I’m currently reading James McBride’s excellent book on James Brown, Kill ‘Em and Leave, and what can I say? I’m in the mood for some Godfather of Soul moves.
Here are a couple of clips from the period when I would say the man was at the height of his power, backed by his best band, the JBs. First, from Paris in 1971 (and if you don’t own Brown’s Love Power Peace: Live at the Olympia, Paris 1971, you don’t know what you’re missing), here’s a three-minute bite that serves to show off a few members of the band.
And here are 15 glorious minutes on Italian TV.
As the dancer in the back demonstrates, it was also a time when the Afro was at the height of its power. Enjoy.
I give Larry Scott plenty of crap when he deserves it, so it’s only fair to dish out some praise when he turns up on the side of the angels.
The Pac-12 will shorten halftime and reduce the number of commercial breaks during its non-conference schedule this season as part of a trial program to reduce the length of its football games.
Halftime will be 15 minutes long, cut down from the usual 20-minute break. The number of commercial breaks will be reduced and they will be shorter in length, Pac-12 Commissioner Larry Scott said Wednesday.
Scott announced the initiative as the Pac-12 kicked off its media days in Hollywood. The experiment is intended to shorten ballooning game times in an era of up-tempo offenses running more plays and the increased scoring that comes with it.

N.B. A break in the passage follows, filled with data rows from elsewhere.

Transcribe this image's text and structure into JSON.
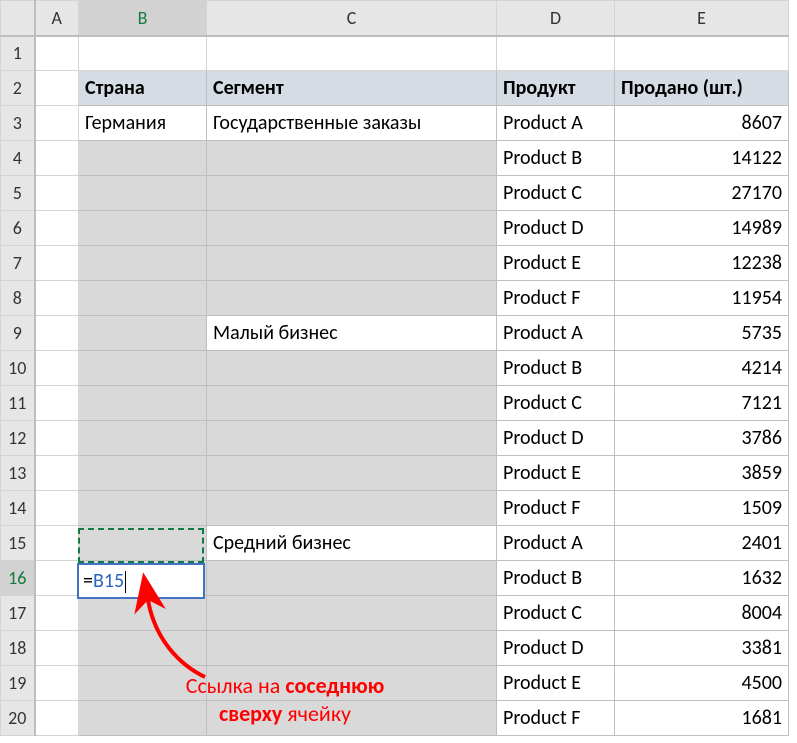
{
  "columns": {
    "A": "A",
    "B": "B",
    "C": "C",
    "D": "D",
    "E": "E"
  },
  "rows": [
    "1",
    "2",
    "3",
    "4",
    "5",
    "6",
    "7",
    "8",
    "9",
    "10",
    "11",
    "12",
    "13",
    "14",
    "15",
    "16",
    "17",
    "18",
    "19",
    "20"
  ],
  "header": {
    "country": "Страна",
    "segment": "Сегмент",
    "product": "Продукт",
    "sold": "Продано (шт.)"
  },
  "data": [
    {
      "country": "Германия",
      "segment": "Государственные заказы",
      "product": "Product A",
      "sold": "8607"
    },
    {
      "country": "",
      "segment": "",
      "product": "Product B",
      "sold": "14122"
    },
    {
      "country": "",
      "segment": "",
      "product": "Product C",
      "sold": "27170"
    },
    {
      "country": "",
      "segment": "",
      "product": "Product D",
      "sold": "14989"
    },
    {
      "country": "",
      "segment": "",
      "product": "Product E",
      "sold": "12238"
    },
    {
      "country": "",
      "segment": "",
      "product": "Product F",
      "sold": "11954"
    },
    {
      "country": "",
      "segment": "Малый бизнес",
      "product": "Product A",
      "sold": "5735"
    },
    {
      "country": "",
      "segment": "",
      "product": "Product B",
      "sold": "4214"
    },
    {
      "country": "",
      "segment": "",
      "product": "Product C",
      "sold": "7121"
    },
    {
      "country": "",
      "segment": "",
      "product": "Product D",
      "sold": "3786"
    },
    {
      "country": "",
      "segment": "",
      "product": "Product E",
      "sold": "3859"
    },
    {
      "country": "",
      "segment": "",
      "product": "Product F",
      "sold": "1509"
    },
    {
      "country": "",
      "segment": "Средний бизнес",
      "product": "Product A",
      "sold": "2401"
    },
    {
      "country": "",
      "segment": "",
      "product": "Product B",
      "sold": "1632"
    },
    {
      "country": "",
      "segment": "",
      "product": "Product C",
      "sold": "8004"
    },
    {
      "country": "",
      "segment": "",
      "product": "Product D",
      "sold": "3381"
    },
    {
      "country": "",
      "segment": "",
      "product": "Product E",
      "sold": "4500"
    },
    {
      "country": "",
      "segment": "",
      "product": "Product F",
      "sold": "1681"
    }
  ],
  "formula": {
    "eq": "=",
    "ref": "B15"
  },
  "annotation": {
    "line1_a": "Ссылка на ",
    "line1_b": "соседнюю",
    "line2_a": "сверху",
    "line2_b": " ячейку"
  }
}
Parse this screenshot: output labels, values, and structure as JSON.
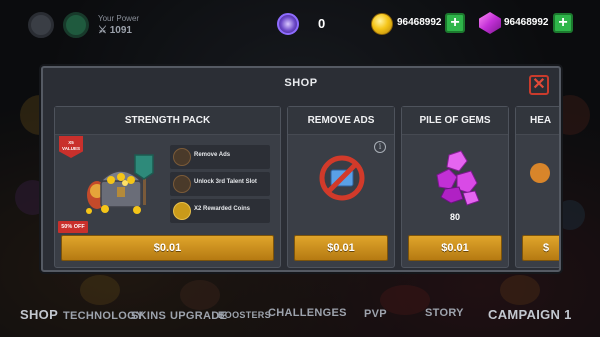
{
  "hud": {
    "power_label": "Your Power",
    "power_value": "1091",
    "tokens": "0",
    "coins": "96468992",
    "gems": "96468992",
    "plus": "+"
  },
  "shop": {
    "title": "SHOP",
    "close": "✕",
    "cards": [
      {
        "title": "STRENGTH PACK",
        "badge_values": "X5 VALUES",
        "badge_off": "50% OFF",
        "features": [
          "Remove Ads",
          "Unlock 3rd Talent Slot",
          "X2 Rewarded Coins"
        ],
        "price": "$0.01"
      },
      {
        "title": "REMOVE ADS",
        "info": "i",
        "price": "$0.01"
      },
      {
        "title": "PILE OF GEMS",
        "amount": "80",
        "price": "$0.01"
      },
      {
        "title": "HEA",
        "price": "$"
      }
    ]
  },
  "nav": {
    "shop": "SHOP",
    "technology": "TECHNOLOGY",
    "skins": "SKINS",
    "upgrade": "UPGRADE",
    "boosters": "BOOSTERS",
    "challenges": "CHALLENGES",
    "pvp": "PVP",
    "story": "STORY",
    "campaign": "CAMPAIGN 1"
  },
  "colors": {
    "accent_gold": "#d39a22",
    "badge_red": "#c9302c",
    "plus_green": "#2fb54a",
    "gem_purple": "#c230d6",
    "close_red": "#e24a38"
  }
}
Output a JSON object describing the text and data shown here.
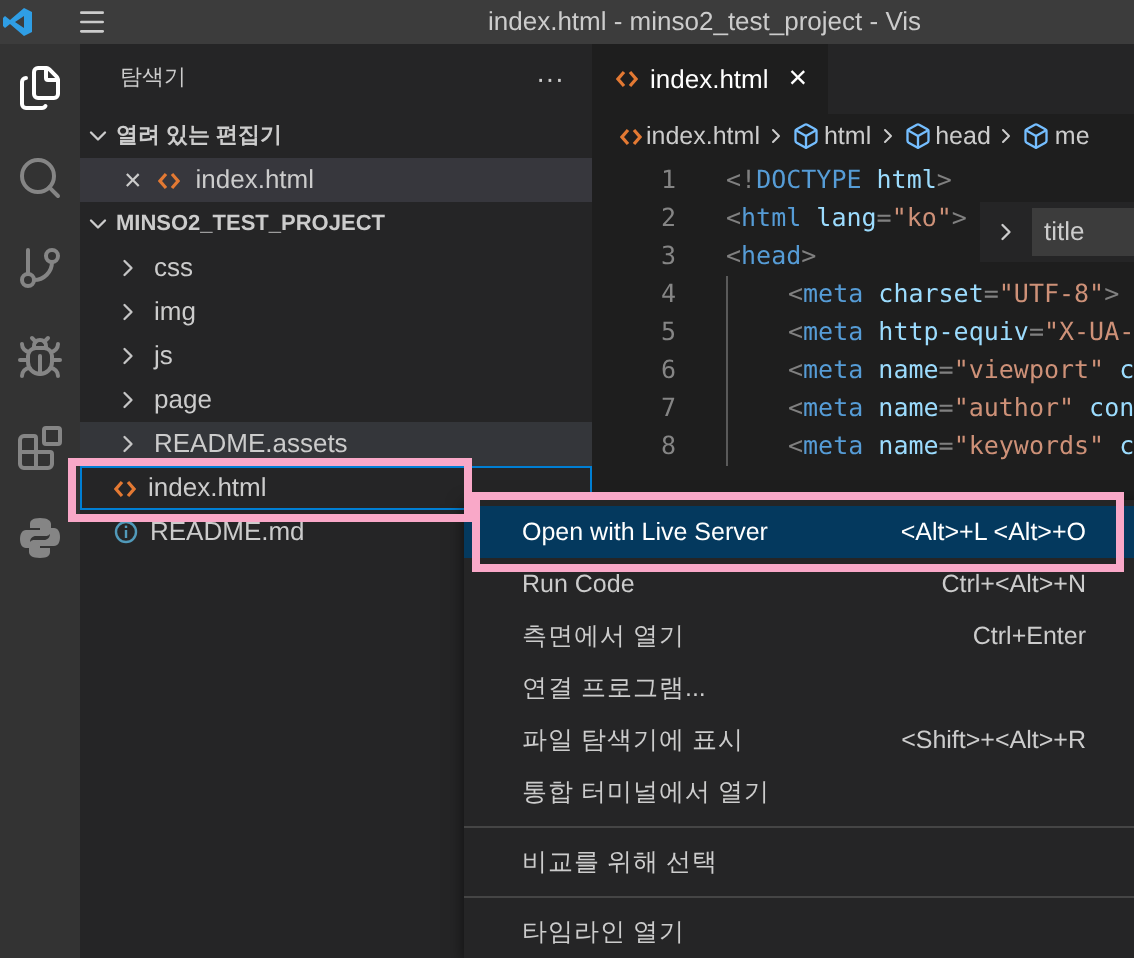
{
  "window": {
    "title": "index.html - minso2_test_project - Vis"
  },
  "sidebar": {
    "title": "탐색기",
    "more": "···",
    "open_editors": {
      "title": "열려 있는 편집기",
      "expanded": true,
      "items": [
        {
          "name": "index.html",
          "kind": "html",
          "close": "×",
          "selected": true
        }
      ]
    },
    "project": {
      "title": "MINSO2_TEST_PROJECT",
      "expanded": true,
      "items": [
        {
          "name": "css",
          "kind": "folder",
          "selected": false,
          "hovered": false,
          "annotated": false
        },
        {
          "name": "img",
          "kind": "folder",
          "selected": false,
          "hovered": false,
          "annotated": false
        },
        {
          "name": "js",
          "kind": "folder",
          "selected": false,
          "hovered": false,
          "annotated": false
        },
        {
          "name": "page",
          "kind": "folder",
          "selected": false,
          "hovered": false,
          "annotated": false
        },
        {
          "name": "README.assets",
          "kind": "folder",
          "selected": false,
          "hovered": true,
          "annotated": false
        },
        {
          "name": "index.html",
          "kind": "html",
          "selected": true,
          "hovered": false,
          "annotated": true
        },
        {
          "name": "README.md",
          "kind": "info",
          "selected": false,
          "hovered": false,
          "annotated": false
        }
      ]
    }
  },
  "tabs": [
    {
      "label": "index.html",
      "close": "×",
      "selected": true
    }
  ],
  "breadcrumbs": [
    {
      "label": "index.html",
      "kind": "file"
    },
    {
      "label": "html",
      "kind": "symbol"
    },
    {
      "label": "head",
      "kind": "symbol"
    },
    {
      "label": "me",
      "kind": "symbol"
    }
  ],
  "breadcrumb_popup": {
    "label": "title"
  },
  "code": [
    {
      "number": "1",
      "indent": false,
      "tokens": [
        {
          "kind": "punct",
          "text": "<!"
        },
        {
          "kind": "tag",
          "text": "DOCTYPE"
        },
        {
          "kind": "attr",
          "text": " html"
        },
        {
          "kind": "punct",
          "text": ">"
        }
      ]
    },
    {
      "number": "2",
      "indent": false,
      "tokens": [
        {
          "kind": "punct",
          "text": "<"
        },
        {
          "kind": "tag",
          "text": "html"
        },
        {
          "kind": "attr",
          "text": " lang"
        },
        {
          "kind": "punct",
          "text": "="
        },
        {
          "kind": "string",
          "text": "\"ko\""
        },
        {
          "kind": "punct",
          "text": ">"
        }
      ]
    },
    {
      "number": "3",
      "indent": false,
      "tokens": [
        {
          "kind": "punct",
          "text": "<"
        },
        {
          "kind": "tag",
          "text": "head"
        },
        {
          "kind": "punct",
          "text": ">"
        }
      ]
    },
    {
      "number": "4",
      "indent": true,
      "tokens": [
        {
          "kind": "punct",
          "text": "<"
        },
        {
          "kind": "tag",
          "text": "meta"
        },
        {
          "kind": "attr",
          "text": " charset"
        },
        {
          "kind": "punct",
          "text": "="
        },
        {
          "kind": "string",
          "text": "\"UTF-8\""
        },
        {
          "kind": "punct",
          "text": ">"
        }
      ]
    },
    {
      "number": "5",
      "indent": true,
      "tokens": [
        {
          "kind": "punct",
          "text": "<"
        },
        {
          "kind": "tag",
          "text": "meta"
        },
        {
          "kind": "attr",
          "text": " http-equiv"
        },
        {
          "kind": "punct",
          "text": "="
        },
        {
          "kind": "string",
          "text": "\"X-UA-"
        }
      ]
    },
    {
      "number": "6",
      "indent": true,
      "tokens": [
        {
          "kind": "punct",
          "text": "<"
        },
        {
          "kind": "tag",
          "text": "meta"
        },
        {
          "kind": "attr",
          "text": " name"
        },
        {
          "kind": "punct",
          "text": "="
        },
        {
          "kind": "string",
          "text": "\"viewport\""
        },
        {
          "kind": "attr",
          "text": " c"
        }
      ]
    },
    {
      "number": "7",
      "indent": true,
      "tokens": [
        {
          "kind": "punct",
          "text": "<"
        },
        {
          "kind": "tag",
          "text": "meta"
        },
        {
          "kind": "attr",
          "text": " name"
        },
        {
          "kind": "punct",
          "text": "="
        },
        {
          "kind": "string",
          "text": "\"author\""
        },
        {
          "kind": "attr",
          "text": " con"
        }
      ]
    },
    {
      "number": "8",
      "indent": true,
      "tokens": [
        {
          "kind": "punct",
          "text": "<"
        },
        {
          "kind": "tag",
          "text": "meta"
        },
        {
          "kind": "attr",
          "text": " name"
        },
        {
          "kind": "punct",
          "text": "="
        },
        {
          "kind": "string",
          "text": "\"keywords\""
        },
        {
          "kind": "attr",
          "text": " c"
        }
      ]
    }
  ],
  "context_menu": {
    "items": [
      {
        "kind": "item",
        "label": "Open with Live Server",
        "shortcut": "<Alt>+L <Alt>+O",
        "selected": true,
        "annotated": true
      },
      {
        "kind": "item",
        "label": "Run Code",
        "shortcut": "Ctrl+<Alt>+N",
        "selected": false,
        "annotated": false
      },
      {
        "kind": "item",
        "label": "측면에서 열기",
        "shortcut": "Ctrl+Enter",
        "selected": false,
        "annotated": false
      },
      {
        "kind": "item",
        "label": "연결 프로그램...",
        "selected": false,
        "annotated": false
      },
      {
        "kind": "item",
        "label": "파일 탐색기에 표시",
        "shortcut": "<Shift>+<Alt>+R",
        "selected": false,
        "annotated": false
      },
      {
        "kind": "item",
        "label": "통합 터미널에서 열기",
        "selected": false,
        "annotated": false
      },
      {
        "kind": "separator"
      },
      {
        "kind": "item",
        "label": "비교를 위해 선택",
        "selected": false,
        "annotated": false
      },
      {
        "kind": "separator"
      },
      {
        "kind": "item",
        "label": "타임라인 열기",
        "selected": false,
        "annotated": false
      }
    ]
  }
}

Let us hope this experiment succeeds beyond our wildest dreams. Attaboy, Larry.